- WHAT THIS TASK INVOLVES
Given the listing below, reproduce all of it exactly.

- RECORDS FOR THIS TASK
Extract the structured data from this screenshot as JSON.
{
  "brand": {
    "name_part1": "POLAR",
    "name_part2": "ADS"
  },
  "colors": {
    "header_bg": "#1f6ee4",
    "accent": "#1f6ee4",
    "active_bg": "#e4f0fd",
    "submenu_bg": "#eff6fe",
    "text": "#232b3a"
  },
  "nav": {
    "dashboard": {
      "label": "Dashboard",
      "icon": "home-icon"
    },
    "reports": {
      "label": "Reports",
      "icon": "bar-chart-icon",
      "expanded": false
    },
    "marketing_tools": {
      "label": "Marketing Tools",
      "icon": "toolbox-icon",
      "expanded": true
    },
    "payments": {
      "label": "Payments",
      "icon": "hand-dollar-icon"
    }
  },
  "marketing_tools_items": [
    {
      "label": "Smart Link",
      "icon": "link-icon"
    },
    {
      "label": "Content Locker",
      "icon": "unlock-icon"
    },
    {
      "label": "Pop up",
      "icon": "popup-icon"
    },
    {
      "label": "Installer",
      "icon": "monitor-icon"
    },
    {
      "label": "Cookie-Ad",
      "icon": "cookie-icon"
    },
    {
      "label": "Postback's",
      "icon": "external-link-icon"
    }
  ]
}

- TASK SOLUTION
Extract the structured data from this screenshot as JSON.
{
  "brand": {
    "name_part1": "POLAR",
    "name_part2": "ADS"
  },
  "colors": {
    "header_bg": "#1f6ee4",
    "accent": "#1f6ee4",
    "active_bg": "#e4f0fd",
    "submenu_bg": "#eff6fe",
    "text": "#232b3a"
  },
  "nav": {
    "dashboard": {
      "label": "Dashboard",
      "icon": "home-icon"
    },
    "reports": {
      "label": "Reports",
      "icon": "bar-chart-icon",
      "expanded": false
    },
    "marketing_tools": {
      "label": "Marketing Tools",
      "icon": "toolbox-icon",
      "expanded": true
    },
    "payments": {
      "label": "Payments",
      "icon": "hand-dollar-icon"
    }
  },
  "marketing_tools_items": [
    {
      "label": "Smart Link",
      "icon": "link-icon"
    },
    {
      "label": "Content Locker",
      "icon": "unlock-icon"
    },
    {
      "label": "Pop up",
      "icon": "popup-icon"
    },
    {
      "label": "Installer",
      "icon": "monitor-icon"
    },
    {
      "label": "Cookie-Ad",
      "icon": "cookie-icon"
    },
    {
      "label": "Postback's",
      "icon": "external-link-icon"
    }
  ]
}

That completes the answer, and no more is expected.